To clarify my vote: in most of my games, I want magic to be rare. So there are lots of things that the bazaar sellers SAY are magical... but really aren't. They may grant a simple +1 through good construction, but they don't have the same power as a true magic item. Same with spellbooks and other things found in dungeons. The only way to be sure is to test it out...
I think it is reasonable that magical items, like anything of value, might be bought and sold, but I don't think that any given item is likely able to be had on demand. A merchant might have some assortment of curiosities of dubious provenance; that's not the same thing as shopping off of the magic item list.
low value magic items for sale frequentyhigh value will cost you dearly
Yeah, generally potions are fine as a sale item. High-end magic could conceivably be purchased but that sort of thing should be perilous to own, period.

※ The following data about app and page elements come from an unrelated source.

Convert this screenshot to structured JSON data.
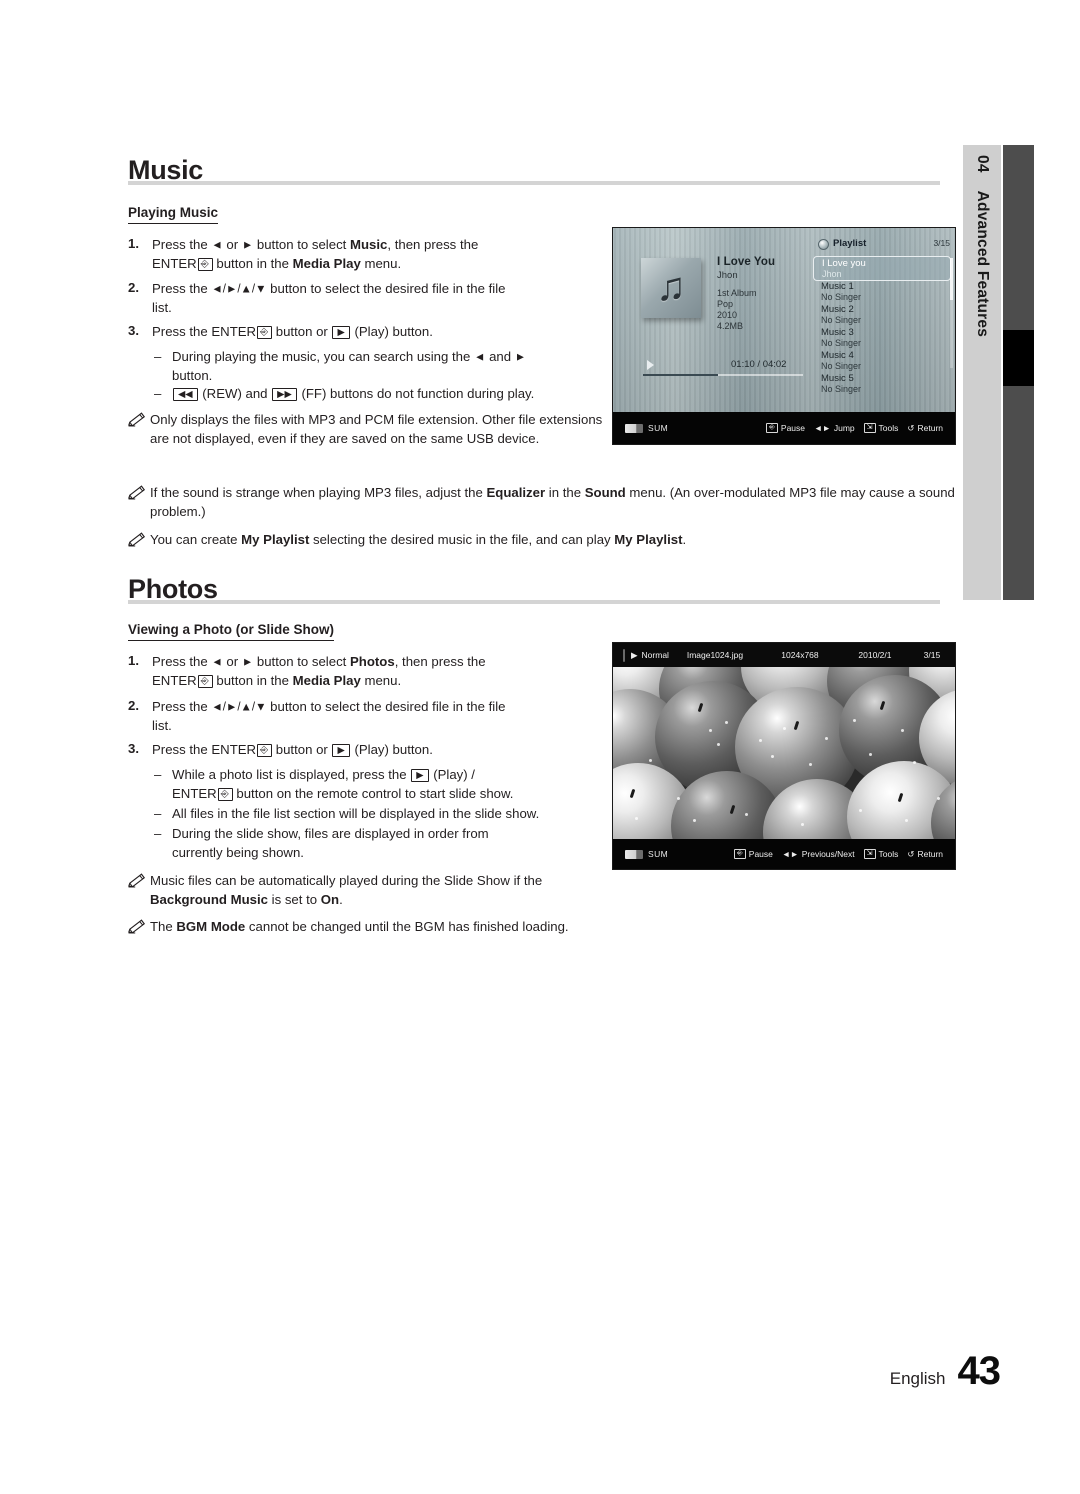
{
  "side_tab": {
    "number": "04",
    "label": "Advanced Features"
  },
  "sections": [
    {
      "title": "Music",
      "subtitle": "Playing Music",
      "steps": [
        {
          "n": "1.",
          "html_key": "music_step1"
        },
        {
          "n": "2.",
          "html_key": "music_step2"
        },
        {
          "n": "3.",
          "html_key": "music_step3"
        }
      ]
    },
    {
      "title": "Photos",
      "subtitle": "Viewing a Photo (or Slide Show)"
    }
  ],
  "music": {
    "heading": "Music",
    "subheading": "Playing Music",
    "step1_a": "Press the ",
    "step1_b": " or ",
    "step1_c": " button to select ",
    "step1_target": "Music",
    "step1_d": ", then press the",
    "step1_line2_a": "ENTER",
    "step1_line2_b": " button in the ",
    "step1_line2_menu": "Media Play",
    "step1_line2_c": " menu.",
    "step2_a": "Press the ",
    "step2_arrows": "◄/►/▲/▼",
    "step2_b": " button to select the desired file in the file",
    "step2_line2": "list.",
    "step3_a": "Press the ENTER",
    "step3_b": " button or ",
    "step3_c": " (Play) button.",
    "dash1_a": "During playing the music, you can search using the ",
    "dash1_b": " and ",
    "dash1_line2": "button.",
    "dash2_a": " (REW) and ",
    "dash2_b": " (FF) buttons do not function during play.",
    "note1": "Only displays the files with MP3 and PCM file extension. Other file extensions are not displayed, even if they are saved on the same USB device.",
    "note2_a": "If the sound is strange when playing MP3 files, adjust the ",
    "note2_eq": "Equalizer",
    "note2_b": " in the ",
    "note2_sound": "Sound",
    "note2_c": " menu. (An over-modulated MP3 file may cause a sound problem.)",
    "note3_a": "You can create ",
    "note3_mp1": "My Playlist",
    "note3_b": " selecting the desired music in the file, and can play ",
    "note3_mp2": "My Playlist",
    "note3_c": "."
  },
  "photos": {
    "heading": "Photos",
    "subheading": "Viewing a Photo (or Slide Show)",
    "step1_a": "Press the ",
    "step1_b": " or ",
    "step1_c": " button to select ",
    "step1_target": "Photos",
    "step1_d": ", then press the",
    "step1_line2_a": "ENTER",
    "step1_line2_b": " button in the ",
    "step1_line2_menu": "Media Play",
    "step1_line2_c": " menu.",
    "step2_a": "Press the ",
    "step2_arrows": "◄/►/▲/▼",
    "step2_b": " button to select the desired file in the file",
    "step2_line2": "list.",
    "step3_a": "Press the ENTER",
    "step3_b": " button or ",
    "step3_c": " (Play) button.",
    "dash1_a": "While a photo list is displayed, press the ",
    "dash1_b": " (Play) /",
    "dash1_line2_a": "ENTER",
    "dash1_line2_b": " button on the remote control to start slide show.",
    "dash2": "All files in the file list section will be displayed in the slide show.",
    "dash3_a": "During the slide show, files are displayed in order from",
    "dash3_b": "currently being shown.",
    "note1_a": "Music files can be automatically played during the Slide Show if the ",
    "note1_bgm": "Background Music",
    "note1_b": " is set to ",
    "note1_on": "On",
    "note1_c": ".",
    "note2_a": "The ",
    "note2_bgm": "BGM Mode",
    "note2_b": " cannot be changed until the BGM has finished loading."
  },
  "music_screenshot": {
    "song_title": "I Love You",
    "song_artist": "Jhon",
    "meta": [
      "1st Album",
      "Pop",
      "2010",
      "4.2MB"
    ],
    "time_elapsed": "01:10",
    "time_total": "04:02",
    "time_display": "01:10 / 04:02",
    "playlist_label": "Playlist",
    "playlist_count": "3/15",
    "playlist": [
      {
        "title": "I Love you",
        "singer": "Jhon",
        "selected": true
      },
      {
        "title": "Music 1",
        "singer": "No Singer",
        "selected": false
      },
      {
        "title": "Music 2",
        "singer": "No Singer",
        "selected": false
      },
      {
        "title": "Music 3",
        "singer": "No Singer",
        "selected": false
      },
      {
        "title": "Music 4",
        "singer": "No Singer",
        "selected": false
      },
      {
        "title": "Music 5",
        "singer": "No Singer",
        "selected": false
      }
    ],
    "source_label": "SUM",
    "actions": [
      {
        "key": "ENTER",
        "label": "Pause"
      },
      {
        "key": "◄►",
        "label": "Jump"
      },
      {
        "key": "TOOLS",
        "label": "Tools"
      },
      {
        "key": "RETURN",
        "label": "Return"
      }
    ]
  },
  "photo_screenshot": {
    "mode": "Normal",
    "filename": "Image1024.jpg",
    "resolution": "1024x768",
    "date": "2010/2/1",
    "counter": "3/15",
    "source_label": "SUM",
    "actions": [
      {
        "key": "ENTER",
        "label": "Pause"
      },
      {
        "key": "◄►",
        "label": "Previous/Next"
      },
      {
        "key": "TOOLS",
        "label": "Tools"
      },
      {
        "key": "RETURN",
        "label": "Return"
      }
    ]
  },
  "footer": {
    "language": "English",
    "page": "43"
  }
}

There was a thread on one of the RPG forums--Dragonsfoot?--that discussed this in detail. In my campaign PCs can purchase magic items, but there are no shops--go-betweens arrange appointments after contacting interested parties, and the transaction goes down more like a major deal between rival mob bosses. And like Cole says, there's no guarantee that they have exactly what you're looking for. And there are charlatans galore.
My preference is much like Jayson's, above. A nice effect of this is creating a whole range of new npc types and new organisations and networks. It would be a dangerous business, and it would have to be something they wouldn't want themselves. I would equate it to trying to buy or sell something stolen from the Louvre.In my game minor things like potions are available, but not in any great frequency. They're too expensive for the vast majority of people to buy, and therefore an alchemist couldn't support a business based on it. They would have to deal mostly in other things.
I let PCs purchase things like potions from alchemists, assuming the alchemist in question knows how to make a potion (i.e. they have to be a master, and at most they know a single formula). They can commission other items from high-level magic-users who always live in the wilderness and who demand all sorts of annoying and dangerous favors.
I'd have to concur with Matt and the rest. I'd let potions be purchased through an alchemist but I'd restrict other magic tiems from general sale. That's not to say it couldn't happen on occasion, but I don't have an Magic Item Flea Market or anything of that nature.